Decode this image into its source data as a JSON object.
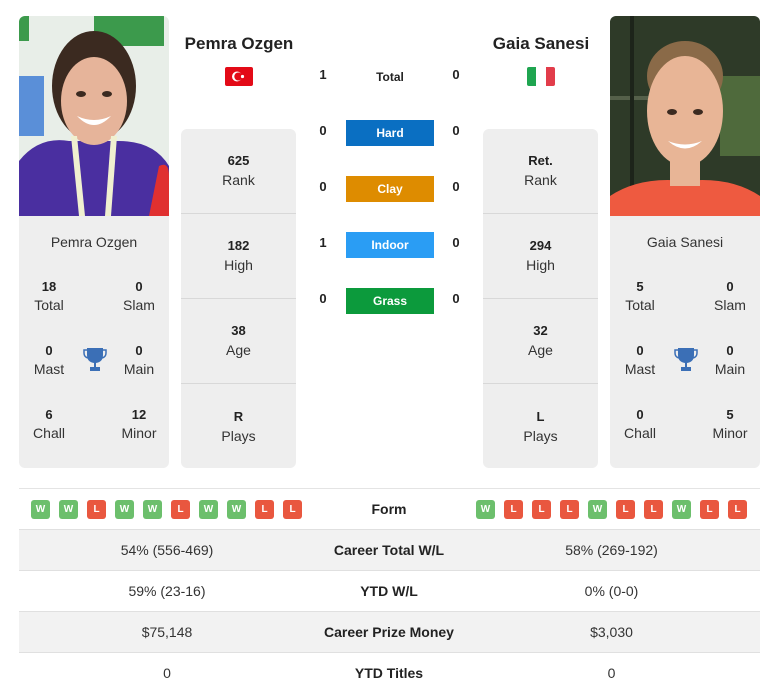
{
  "colors": {
    "hard": "#0a6fc2",
    "clay": "#de8c00",
    "indoor": "#2a9df4",
    "grass": "#0c9a3c",
    "win": "#6cbf6c",
    "loss": "#e9573f",
    "trophy": "#3b6fb6"
  },
  "player1": {
    "name": "Pemra Ozgen",
    "flag": "turkey-flag",
    "photo": "player-photo",
    "titles": {
      "total": {
        "value": "18",
        "label": "Total"
      },
      "slam": {
        "value": "0",
        "label": "Slam"
      },
      "mast": {
        "value": "0",
        "label": "Mast"
      },
      "main": {
        "value": "0",
        "label": "Main"
      },
      "chall": {
        "value": "6",
        "label": "Chall"
      },
      "minor": {
        "value": "12",
        "label": "Minor"
      }
    },
    "rank": {
      "value": "625",
      "label": "Rank"
    },
    "high": {
      "value": "182",
      "label": "High"
    },
    "age": {
      "value": "38",
      "label": "Age"
    },
    "plays": {
      "value": "R",
      "label": "Plays"
    },
    "form": [
      "W",
      "W",
      "L",
      "W",
      "W",
      "L",
      "W",
      "W",
      "L",
      "L"
    ],
    "career_wl": "54% (556-469)",
    "ytd_wl": "59% (23-16)",
    "prize_money": "$75,148",
    "ytd_titles": "0"
  },
  "player2": {
    "name": "Gaia Sanesi",
    "flag": "italy-flag",
    "photo": "player-photo",
    "titles": {
      "total": {
        "value": "5",
        "label": "Total"
      },
      "slam": {
        "value": "0",
        "label": "Slam"
      },
      "mast": {
        "value": "0",
        "label": "Mast"
      },
      "main": {
        "value": "0",
        "label": "Main"
      },
      "chall": {
        "value": "0",
        "label": "Chall"
      },
      "minor": {
        "value": "5",
        "label": "Minor"
      }
    },
    "rank": {
      "value": "Ret.",
      "label": "Rank"
    },
    "high": {
      "value": "294",
      "label": "High"
    },
    "age": {
      "value": "32",
      "label": "Age"
    },
    "plays": {
      "value": "L",
      "label": "Plays"
    },
    "form": [
      "W",
      "L",
      "L",
      "L",
      "W",
      "L",
      "L",
      "W",
      "L",
      "L"
    ],
    "career_wl": "58% (269-192)",
    "ytd_wl": "0% (0-0)",
    "prize_money": "$3,030",
    "ytd_titles": "0"
  },
  "h2h": {
    "total": {
      "label": "Total",
      "p1": "1",
      "p2": "0"
    },
    "hard": {
      "label": "Hard",
      "p1": "0",
      "p2": "0"
    },
    "clay": {
      "label": "Clay",
      "p1": "0",
      "p2": "0"
    },
    "indoor": {
      "label": "Indoor",
      "p1": "1",
      "p2": "0"
    },
    "grass": {
      "label": "Grass",
      "p1": "0",
      "p2": "0"
    }
  },
  "table": {
    "form_label": "Form",
    "career_wl_label": "Career Total W/L",
    "ytd_wl_label": "YTD W/L",
    "prize_label": "Career Prize Money",
    "ytd_titles_label": "YTD Titles"
  }
}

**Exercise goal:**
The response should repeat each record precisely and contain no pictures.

**Output for this exercise:**
Decode this image into its source data as a JSON object.
{
  "colors": {
    "hard": "#0a6fc2",
    "clay": "#de8c00",
    "indoor": "#2a9df4",
    "grass": "#0c9a3c",
    "win": "#6cbf6c",
    "loss": "#e9573f",
    "trophy": "#3b6fb6"
  },
  "player1": {
    "name": "Pemra Ozgen",
    "flag": "turkey-flag",
    "photo": "player-photo",
    "titles": {
      "total": {
        "value": "18",
        "label": "Total"
      },
      "slam": {
        "value": "0",
        "label": "Slam"
      },
      "mast": {
        "value": "0",
        "label": "Mast"
      },
      "main": {
        "value": "0",
        "label": "Main"
      },
      "chall": {
        "value": "6",
        "label": "Chall"
      },
      "minor": {
        "value": "12",
        "label": "Minor"
      }
    },
    "rank": {
      "value": "625",
      "label": "Rank"
    },
    "high": {
      "value": "182",
      "label": "High"
    },
    "age": {
      "value": "38",
      "label": "Age"
    },
    "plays": {
      "value": "R",
      "label": "Plays"
    },
    "form": [
      "W",
      "W",
      "L",
      "W",
      "W",
      "L",
      "W",
      "W",
      "L",
      "L"
    ],
    "career_wl": "54% (556-469)",
    "ytd_wl": "59% (23-16)",
    "prize_money": "$75,148",
    "ytd_titles": "0"
  },
  "player2": {
    "name": "Gaia Sanesi",
    "flag": "italy-flag",
    "photo": "player-photo",
    "titles": {
      "total": {
        "value": "5",
        "label": "Total"
      },
      "slam": {
        "value": "0",
        "label": "Slam"
      },
      "mast": {
        "value": "0",
        "label": "Mast"
      },
      "main": {
        "value": "0",
        "label": "Main"
      },
      "chall": {
        "value": "0",
        "label": "Chall"
      },
      "minor": {
        "value": "5",
        "label": "Minor"
      }
    },
    "rank": {
      "value": "Ret.",
      "label": "Rank"
    },
    "high": {
      "value": "294",
      "label": "High"
    },
    "age": {
      "value": "32",
      "label": "Age"
    },
    "plays": {
      "value": "L",
      "label": "Plays"
    },
    "form": [
      "W",
      "L",
      "L",
      "L",
      "W",
      "L",
      "L",
      "W",
      "L",
      "L"
    ],
    "career_wl": "58% (269-192)",
    "ytd_wl": "0% (0-0)",
    "prize_money": "$3,030",
    "ytd_titles": "0"
  },
  "h2h": {
    "total": {
      "label": "Total",
      "p1": "1",
      "p2": "0"
    },
    "hard": {
      "label": "Hard",
      "p1": "0",
      "p2": "0"
    },
    "clay": {
      "label": "Clay",
      "p1": "0",
      "p2": "0"
    },
    "indoor": {
      "label": "Indoor",
      "p1": "1",
      "p2": "0"
    },
    "grass": {
      "label": "Grass",
      "p1": "0",
      "p2": "0"
    }
  },
  "table": {
    "form_label": "Form",
    "career_wl_label": "Career Total W/L",
    "ytd_wl_label": "YTD W/L",
    "prize_label": "Career Prize Money",
    "ytd_titles_label": "YTD Titles"
  }
}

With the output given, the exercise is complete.